produces two contractions followed by two expansions that melodically mirror Death’s mocking of the
Pope’s shrinking hat. Example 3(b) also indicates the same interest in local diatonicism that we saw in
Example 2. While the passage as a whole is fully chromatic, the series are partitioned into complementary
diatonic collections. (4:30) [PLAY]
Patterns, like those we have seen in Example 1, 2, and 3, are at the root of much of Adès writing, and they
do not always involve pitch. My sense is that Adès’s patterns align his music with a strain of automatism
that we find in much surrealist art. These patterns are like the textures that artists like Max Ernst used to

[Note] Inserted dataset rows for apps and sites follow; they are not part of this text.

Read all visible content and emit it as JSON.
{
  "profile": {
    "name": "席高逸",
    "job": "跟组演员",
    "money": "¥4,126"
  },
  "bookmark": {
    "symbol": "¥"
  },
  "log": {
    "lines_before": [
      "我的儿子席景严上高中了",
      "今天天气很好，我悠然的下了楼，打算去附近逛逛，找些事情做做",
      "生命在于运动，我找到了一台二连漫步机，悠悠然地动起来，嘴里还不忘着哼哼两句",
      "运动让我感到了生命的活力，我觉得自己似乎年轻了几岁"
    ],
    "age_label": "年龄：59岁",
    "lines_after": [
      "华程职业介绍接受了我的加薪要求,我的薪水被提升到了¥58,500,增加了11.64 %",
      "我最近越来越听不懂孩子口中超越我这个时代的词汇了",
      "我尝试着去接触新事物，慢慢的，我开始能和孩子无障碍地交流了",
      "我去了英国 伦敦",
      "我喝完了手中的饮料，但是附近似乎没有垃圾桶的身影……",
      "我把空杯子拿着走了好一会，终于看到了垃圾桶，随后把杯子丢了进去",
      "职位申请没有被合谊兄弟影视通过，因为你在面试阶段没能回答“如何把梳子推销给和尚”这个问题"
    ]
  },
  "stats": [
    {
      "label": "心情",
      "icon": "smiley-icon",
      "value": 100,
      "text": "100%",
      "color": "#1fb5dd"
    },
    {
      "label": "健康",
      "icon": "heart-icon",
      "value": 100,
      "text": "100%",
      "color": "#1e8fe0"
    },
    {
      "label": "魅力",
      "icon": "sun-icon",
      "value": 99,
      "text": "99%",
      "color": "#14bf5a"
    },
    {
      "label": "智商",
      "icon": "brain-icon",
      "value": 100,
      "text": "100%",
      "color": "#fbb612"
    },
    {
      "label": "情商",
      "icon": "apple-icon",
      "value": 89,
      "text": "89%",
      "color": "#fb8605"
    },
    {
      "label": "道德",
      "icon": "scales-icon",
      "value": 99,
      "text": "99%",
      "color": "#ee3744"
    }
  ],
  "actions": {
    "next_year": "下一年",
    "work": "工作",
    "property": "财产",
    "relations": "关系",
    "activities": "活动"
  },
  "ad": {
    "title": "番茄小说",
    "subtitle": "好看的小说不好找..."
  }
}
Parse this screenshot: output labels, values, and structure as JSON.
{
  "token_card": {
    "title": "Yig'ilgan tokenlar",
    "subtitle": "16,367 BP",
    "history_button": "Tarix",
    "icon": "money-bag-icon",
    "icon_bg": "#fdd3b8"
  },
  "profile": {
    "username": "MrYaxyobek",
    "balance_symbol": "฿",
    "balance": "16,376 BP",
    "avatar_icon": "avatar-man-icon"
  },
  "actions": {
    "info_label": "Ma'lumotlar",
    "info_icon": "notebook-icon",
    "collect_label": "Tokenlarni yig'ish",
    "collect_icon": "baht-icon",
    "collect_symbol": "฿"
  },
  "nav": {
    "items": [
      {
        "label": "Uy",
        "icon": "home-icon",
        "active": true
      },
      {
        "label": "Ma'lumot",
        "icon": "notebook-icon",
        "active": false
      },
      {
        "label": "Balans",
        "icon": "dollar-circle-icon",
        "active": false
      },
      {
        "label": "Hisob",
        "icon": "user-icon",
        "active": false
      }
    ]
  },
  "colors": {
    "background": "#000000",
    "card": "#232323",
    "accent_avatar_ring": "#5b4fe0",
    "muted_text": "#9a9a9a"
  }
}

create their frottage works. In Figure 4 I have shown the twelve-tone violin duet that begins Adès’s recent
quartet. While the series at (a) is not cyclically generated, its rhythmic presentation is. At (b) I have
illustrated the durational patterning of each violin, where 1 is equal to a triplet eighth note. Thus, while
the second violin repeats a rhythmic pattern sustaining 4 triplet eighths, which you can see on the bottom
staff at (c), the first violin plays a durational pattern that alternates 3 and 1 triplet eights, which you can
see on the top staff at (c). Annotations below that short score illustrate how the combined durational
patterns articulate the twelve-tone row in such a way as to foreground local diatonicism, and boxes
indicate how the odd fit between the durational patterns and the twelve-tone series shift the twelve-tone
groups metrically. [PLAY]

My favorite example of serial writing in Adès’s recent music is found in the final movement of his recent
set of Mazurkas, which is shown on the back of your handout. Example 5 shows the ostinato that begins
the third movement. It projects a repeating ostinato, notated on the bottom two staves, that provides the
setting for a zagging melody that begins in m. 8. Notice that on each downbeat, the ostinato produces a
harmonic perfect fifth and while the left hand sustains its note, the right hand alternates perfect fifths and
fourths. Example 6 reproduces the ostinato melody. Like each of the passages I have shown you today, the
ostinato is globally chromatic but locally quite diatonic. For example: the ostinato melody’s first twelve
notes are imbued with fifths, bu the occur within the context of a twelve-tone series I have labeled there as
T. This odd combination of chromatic and diatonic is produced by a patterned interval succesion: the
downbeats, which I have marked with bold circles, move twice through a retrograde symmetrical pattern
of <7,3,11,11,3,7>. Furthermore, these downbeats themselves articulate a twelve-tone row, that I call S in
the example. In the ostinato’s presentation, the twelve-tone series T is followed by its retrograde halfway
through the ostinato. S is also complemented by its retrograde, which correspond to the upbeats of the
ostinato melody.

In Example 7 I have shown how the global chromaticism of the ostinato is partitioned into
complementary diatonic collections. On the left, you’ll find the familiar circle of fifths and to its right, the
two series S and T. Like the circle of fifths, whose two halves comprise a 0-sharp and 7-sharp diatonic
collection, both S and T present iterations of those collections as well, though in disfigured ways.
Returning briefly to Example 5, notice how the 7-sharp diatonic implications of the opening measures,
which sound almost like C# major, swerve abruptly to the 0-flat, C major-like, collection in mm. 5–8.
When the mazurka’s melody enters at m. 8 it continues in the fashion of this strange serial patterning, as
each triad is strangely joined to a tritone. As I play this passage to end my talk, revel in the oddly beautiful
way that diatonicism is reinvigorated in a new, totally chromatic manner. [PLAY]